Embedded Audio

With most TV stations migrated to SDI, the merits of embedding the program audio into the stream have become clear. One of the larger benefits of embedded audio is the lip-sync factor. With discrete audio and video, by the time you add a box to key over network material, and add a box to shrink down the picture for emergency information, the lip-sync can be way off.

With embedded audio, in addition to better lip-sync, the quality remains pure and fewer cables means simplicity in the rack. Embedded is the way to go. However, you should be aware that embedded audio does have special requirements.

Modern master control switchers are wonderful tools and reflect the state of the art. One of the benefits of modern switchers is their ability to accept a wider range of “timing” from their sources. This benefit often means that system timing can get sloppy. If video sources fall outside of the timing window, in most cases embedding cannot take place.
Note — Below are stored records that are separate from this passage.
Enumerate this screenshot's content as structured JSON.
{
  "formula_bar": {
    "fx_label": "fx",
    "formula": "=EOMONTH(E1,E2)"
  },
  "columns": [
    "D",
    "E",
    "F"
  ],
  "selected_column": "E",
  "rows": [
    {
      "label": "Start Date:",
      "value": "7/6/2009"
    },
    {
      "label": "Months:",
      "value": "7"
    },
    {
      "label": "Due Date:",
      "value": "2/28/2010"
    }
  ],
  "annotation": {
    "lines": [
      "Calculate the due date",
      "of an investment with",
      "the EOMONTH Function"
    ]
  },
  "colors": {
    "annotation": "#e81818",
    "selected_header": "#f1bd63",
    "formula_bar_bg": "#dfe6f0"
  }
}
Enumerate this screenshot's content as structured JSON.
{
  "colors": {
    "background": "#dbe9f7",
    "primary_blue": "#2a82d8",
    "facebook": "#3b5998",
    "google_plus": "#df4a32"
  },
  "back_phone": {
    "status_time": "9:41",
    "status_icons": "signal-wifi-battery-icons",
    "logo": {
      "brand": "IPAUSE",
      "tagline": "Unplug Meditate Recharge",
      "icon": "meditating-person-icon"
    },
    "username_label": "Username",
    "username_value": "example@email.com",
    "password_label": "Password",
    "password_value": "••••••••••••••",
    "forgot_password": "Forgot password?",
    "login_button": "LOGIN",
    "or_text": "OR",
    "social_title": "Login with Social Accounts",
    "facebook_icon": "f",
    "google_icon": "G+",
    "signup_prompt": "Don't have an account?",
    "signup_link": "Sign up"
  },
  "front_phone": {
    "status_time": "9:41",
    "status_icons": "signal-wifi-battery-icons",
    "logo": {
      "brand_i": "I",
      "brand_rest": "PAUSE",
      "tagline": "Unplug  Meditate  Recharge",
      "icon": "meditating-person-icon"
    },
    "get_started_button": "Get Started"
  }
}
This would result in a loss of audio.

System source timing should remain a top priority in today’s studio environment. Most MC switchers have warning lights to indicate a timing issue. However, by the time an operator notices the indicator light a situation has probably already occurred.